Before serving I sprinkled with the crumbs from the bottom of a bag of Simply Balanced organic blue corn/flax chips.
This was very delightful. I could eat all of it. Wind chill is 4 degrees. It was a casserole kind of day.
I went into the freezer to find some vegetables and chicken for my dinner tomorrow and stuff started falling out. So I whipped up some processed mac and cheese and added some of the "falling out" stuff.
This one is for my friend, Jayne, who stopped to ask my husband if I were okay because I hadn't blogged in a while.
Haven't had anything to blog because our meals have been borrowing.
Earlier this week, my daughter had her ENT appointment. We would be getting her to school late and since I didn't have time nor groceries to pack, it was looking like she'd be stuck with peanut butter and jelly.
There's a Target next door to her doctor's office.
A BIG Target that has different stuff than our local Target.
We found an Archer Farm ready to eat pasta salad in the café. It came with pesto, roasted red pepper, kalamata olives, spinach and feta. Child loved it.
But it made me want to try it.
So tonight I had husband make rotini.
I poured some extra virgin olive oil in my skillet. I put the heat on low and added garlic powder and cracked peppercorn. I added organic fresh spinach, roasted red peppers, Spanish olives, and kalamata olives.
I put the topping on the noodles and sprinkled with Parmesan.
I served with a side of chicken bites because they were on clearance and I wasn't sure the pasta world be enough. I wish I hadn't included them.
I've been writing professionally since 1991 for a variety of weekly and daily newspapers. I've written on every topic imaginable from politics to education, prostate cancer to concrete houses. I am president of the board of trustees at my local library and 2008-09 and 2010-11 president of the Greater Lehigh Valley Writers Group.

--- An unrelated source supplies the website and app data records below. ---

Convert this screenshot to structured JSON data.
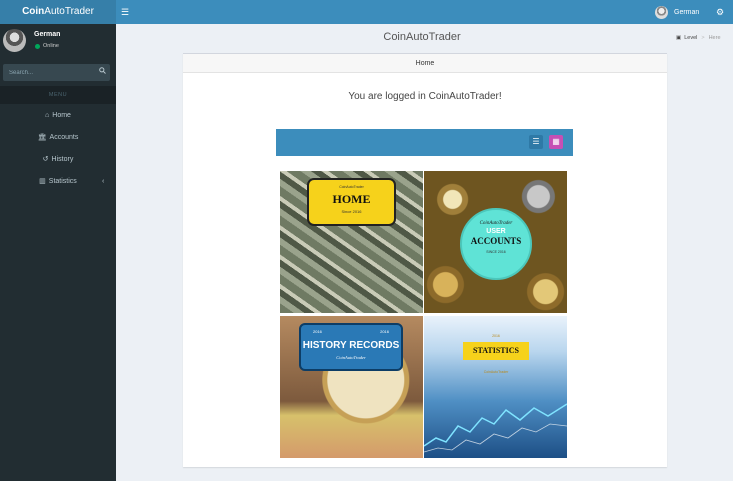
{
  "header": {
    "logo_bold": "Coin",
    "logo_rest": "AutoTrader",
    "user_name": "German",
    "accent": "#3c8dbc",
    "logo_bg": "#367fa9"
  },
  "sidebar": {
    "user_name": "German",
    "status": "Online",
    "search_placeholder": "Search...",
    "menu_header": "MENU",
    "items": [
      {
        "label": "Home",
        "icon": "home-icon"
      },
      {
        "label": "Accounts",
        "icon": "bank-icon"
      },
      {
        "label": "History",
        "icon": "history-icon"
      },
      {
        "label": "Statistics",
        "icon": "bar-chart-icon"
      }
    ],
    "bg": "#222d32"
  },
  "content": {
    "title": "CoinAutoTrader",
    "breadcrumb": {
      "level": "Level",
      "current": "Here"
    },
    "box_title": "Home",
    "welcome": "You are logged in CoinAutoTrader!"
  },
  "tiles": {
    "home": {
      "small": "CoinAutoTrader",
      "big": "HOME",
      "since": "Since 2016"
    },
    "accounts": {
      "script": "CoinAutoTrader",
      "user": "USER",
      "big": "ACCOUNTS",
      "since": "SINCE 2016"
    },
    "history": {
      "left": "2016",
      "right": "2016",
      "big": "HISTORY RECORDS",
      "script": "CoinAutoTrader"
    },
    "statistics": {
      "top": "2016",
      "big": "STATISTICS",
      "sub": "CoinAutoTrader"
    }
  }
}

If that's not enough, I am currently querying agents for my sexy paranormal trilogy based in the world of high fashion. And I'm working on a second bachelor's degree (in International Affairs), with hopes of a masters degree in some sort of French studies after that.